◆ **Brief**: How many lines in these records hold the string "PONUDA"? Reply with the number alone.

◆ **Records to process**:

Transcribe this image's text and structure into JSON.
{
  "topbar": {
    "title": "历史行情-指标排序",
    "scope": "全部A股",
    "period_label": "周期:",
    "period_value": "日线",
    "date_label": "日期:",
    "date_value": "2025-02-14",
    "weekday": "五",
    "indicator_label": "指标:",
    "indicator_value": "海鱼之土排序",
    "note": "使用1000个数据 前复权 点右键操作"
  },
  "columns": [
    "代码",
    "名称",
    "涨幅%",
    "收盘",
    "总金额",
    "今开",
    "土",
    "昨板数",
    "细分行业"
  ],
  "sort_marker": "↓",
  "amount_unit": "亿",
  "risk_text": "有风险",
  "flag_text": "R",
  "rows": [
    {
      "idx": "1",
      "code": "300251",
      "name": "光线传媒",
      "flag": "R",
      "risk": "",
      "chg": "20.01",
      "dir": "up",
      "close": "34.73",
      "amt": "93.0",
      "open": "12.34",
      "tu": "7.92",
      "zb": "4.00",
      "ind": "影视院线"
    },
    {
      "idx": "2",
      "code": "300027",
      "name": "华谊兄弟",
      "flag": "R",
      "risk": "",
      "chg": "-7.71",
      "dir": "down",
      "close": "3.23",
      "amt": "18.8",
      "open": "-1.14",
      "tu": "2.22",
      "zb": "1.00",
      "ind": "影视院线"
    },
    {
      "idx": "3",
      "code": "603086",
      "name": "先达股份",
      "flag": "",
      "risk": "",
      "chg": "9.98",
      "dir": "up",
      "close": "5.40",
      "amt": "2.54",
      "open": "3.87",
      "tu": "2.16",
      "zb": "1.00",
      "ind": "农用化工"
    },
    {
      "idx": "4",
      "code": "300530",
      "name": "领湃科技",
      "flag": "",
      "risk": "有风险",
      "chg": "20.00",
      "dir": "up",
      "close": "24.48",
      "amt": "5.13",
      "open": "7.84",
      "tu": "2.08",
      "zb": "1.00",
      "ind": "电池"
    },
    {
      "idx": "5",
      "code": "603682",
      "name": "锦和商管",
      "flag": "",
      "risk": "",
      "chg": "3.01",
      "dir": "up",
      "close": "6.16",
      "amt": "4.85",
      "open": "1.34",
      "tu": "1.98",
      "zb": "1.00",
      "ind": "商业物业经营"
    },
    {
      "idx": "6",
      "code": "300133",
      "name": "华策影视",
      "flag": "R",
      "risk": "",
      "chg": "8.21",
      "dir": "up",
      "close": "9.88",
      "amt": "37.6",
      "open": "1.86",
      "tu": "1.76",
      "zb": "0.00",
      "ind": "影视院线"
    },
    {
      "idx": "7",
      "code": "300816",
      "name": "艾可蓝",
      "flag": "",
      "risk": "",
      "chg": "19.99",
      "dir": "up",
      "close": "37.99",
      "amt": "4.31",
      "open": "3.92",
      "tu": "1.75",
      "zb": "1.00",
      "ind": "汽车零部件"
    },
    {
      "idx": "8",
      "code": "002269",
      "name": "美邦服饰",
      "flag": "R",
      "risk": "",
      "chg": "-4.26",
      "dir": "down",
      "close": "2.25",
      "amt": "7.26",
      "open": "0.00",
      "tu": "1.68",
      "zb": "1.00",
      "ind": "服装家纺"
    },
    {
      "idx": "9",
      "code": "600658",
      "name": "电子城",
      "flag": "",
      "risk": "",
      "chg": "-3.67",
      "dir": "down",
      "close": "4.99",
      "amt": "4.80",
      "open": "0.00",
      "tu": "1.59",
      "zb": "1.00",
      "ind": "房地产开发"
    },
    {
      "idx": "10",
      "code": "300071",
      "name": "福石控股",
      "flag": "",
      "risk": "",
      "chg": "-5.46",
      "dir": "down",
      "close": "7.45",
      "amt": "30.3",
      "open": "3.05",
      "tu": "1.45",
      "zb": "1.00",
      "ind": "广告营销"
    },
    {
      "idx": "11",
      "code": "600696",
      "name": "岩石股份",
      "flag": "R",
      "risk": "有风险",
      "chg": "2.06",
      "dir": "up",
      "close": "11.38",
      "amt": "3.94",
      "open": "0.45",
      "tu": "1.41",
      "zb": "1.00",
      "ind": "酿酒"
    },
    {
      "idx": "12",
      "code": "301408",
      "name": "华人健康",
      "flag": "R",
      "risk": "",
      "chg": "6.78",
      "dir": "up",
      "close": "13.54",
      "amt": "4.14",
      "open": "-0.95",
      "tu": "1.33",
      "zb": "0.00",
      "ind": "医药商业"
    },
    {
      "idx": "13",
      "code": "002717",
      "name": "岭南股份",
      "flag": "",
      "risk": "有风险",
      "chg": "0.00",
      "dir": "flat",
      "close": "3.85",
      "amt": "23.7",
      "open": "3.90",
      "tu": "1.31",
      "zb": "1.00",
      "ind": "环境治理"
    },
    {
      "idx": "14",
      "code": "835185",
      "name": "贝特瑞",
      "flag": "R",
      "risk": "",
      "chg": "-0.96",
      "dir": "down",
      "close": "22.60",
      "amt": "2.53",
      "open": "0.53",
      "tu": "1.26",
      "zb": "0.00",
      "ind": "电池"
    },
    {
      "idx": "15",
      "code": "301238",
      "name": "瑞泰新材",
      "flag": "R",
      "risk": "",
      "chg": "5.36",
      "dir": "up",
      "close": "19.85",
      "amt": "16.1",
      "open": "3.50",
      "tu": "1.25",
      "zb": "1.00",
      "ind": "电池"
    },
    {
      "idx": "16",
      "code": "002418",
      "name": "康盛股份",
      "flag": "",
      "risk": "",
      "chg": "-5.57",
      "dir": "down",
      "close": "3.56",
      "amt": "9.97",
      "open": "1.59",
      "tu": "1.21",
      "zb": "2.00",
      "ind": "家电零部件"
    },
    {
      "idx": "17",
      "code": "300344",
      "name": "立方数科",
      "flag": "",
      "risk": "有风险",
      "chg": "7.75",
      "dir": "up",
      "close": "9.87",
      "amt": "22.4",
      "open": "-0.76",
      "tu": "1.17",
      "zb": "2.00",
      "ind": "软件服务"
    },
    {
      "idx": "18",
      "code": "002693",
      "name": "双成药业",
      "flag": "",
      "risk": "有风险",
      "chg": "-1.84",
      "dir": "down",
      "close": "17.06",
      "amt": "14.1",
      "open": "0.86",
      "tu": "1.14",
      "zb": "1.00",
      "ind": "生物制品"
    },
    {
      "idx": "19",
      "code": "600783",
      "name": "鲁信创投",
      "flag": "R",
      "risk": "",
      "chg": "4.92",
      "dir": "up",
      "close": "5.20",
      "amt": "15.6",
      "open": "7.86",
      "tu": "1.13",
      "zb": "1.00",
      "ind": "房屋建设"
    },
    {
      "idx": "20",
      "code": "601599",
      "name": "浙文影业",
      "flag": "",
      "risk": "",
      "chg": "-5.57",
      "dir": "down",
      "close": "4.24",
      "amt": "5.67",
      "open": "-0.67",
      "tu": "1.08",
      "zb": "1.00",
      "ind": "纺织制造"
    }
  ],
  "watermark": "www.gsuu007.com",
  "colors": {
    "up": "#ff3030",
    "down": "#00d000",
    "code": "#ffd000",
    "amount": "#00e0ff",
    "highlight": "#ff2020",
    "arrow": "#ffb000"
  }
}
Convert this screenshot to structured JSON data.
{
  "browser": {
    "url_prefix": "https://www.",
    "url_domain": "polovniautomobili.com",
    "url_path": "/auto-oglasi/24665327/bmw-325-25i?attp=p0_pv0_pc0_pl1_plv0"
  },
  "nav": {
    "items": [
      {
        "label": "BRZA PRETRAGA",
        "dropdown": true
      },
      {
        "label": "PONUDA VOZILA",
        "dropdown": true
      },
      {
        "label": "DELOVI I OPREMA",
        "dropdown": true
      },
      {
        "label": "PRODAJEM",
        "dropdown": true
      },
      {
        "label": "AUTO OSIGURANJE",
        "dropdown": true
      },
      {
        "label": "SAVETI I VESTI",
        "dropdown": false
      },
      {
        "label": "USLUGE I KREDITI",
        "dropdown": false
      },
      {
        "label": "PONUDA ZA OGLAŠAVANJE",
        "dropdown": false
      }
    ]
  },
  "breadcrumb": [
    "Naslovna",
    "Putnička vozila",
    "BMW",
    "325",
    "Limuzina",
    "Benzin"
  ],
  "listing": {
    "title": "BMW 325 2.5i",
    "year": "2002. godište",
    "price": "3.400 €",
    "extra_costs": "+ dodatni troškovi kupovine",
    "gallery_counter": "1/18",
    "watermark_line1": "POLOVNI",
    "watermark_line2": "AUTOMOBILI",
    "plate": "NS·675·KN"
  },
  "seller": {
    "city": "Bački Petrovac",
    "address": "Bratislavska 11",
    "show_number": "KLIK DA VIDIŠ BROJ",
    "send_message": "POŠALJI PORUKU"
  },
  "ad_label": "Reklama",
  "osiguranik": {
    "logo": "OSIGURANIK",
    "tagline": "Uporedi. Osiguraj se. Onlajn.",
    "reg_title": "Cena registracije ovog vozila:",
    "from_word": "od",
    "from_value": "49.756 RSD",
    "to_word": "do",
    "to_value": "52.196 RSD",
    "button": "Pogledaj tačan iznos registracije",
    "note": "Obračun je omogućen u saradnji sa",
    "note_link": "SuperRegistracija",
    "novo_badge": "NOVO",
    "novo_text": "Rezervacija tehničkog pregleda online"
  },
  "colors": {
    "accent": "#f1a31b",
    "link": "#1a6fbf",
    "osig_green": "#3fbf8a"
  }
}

◆ **Response below**: 2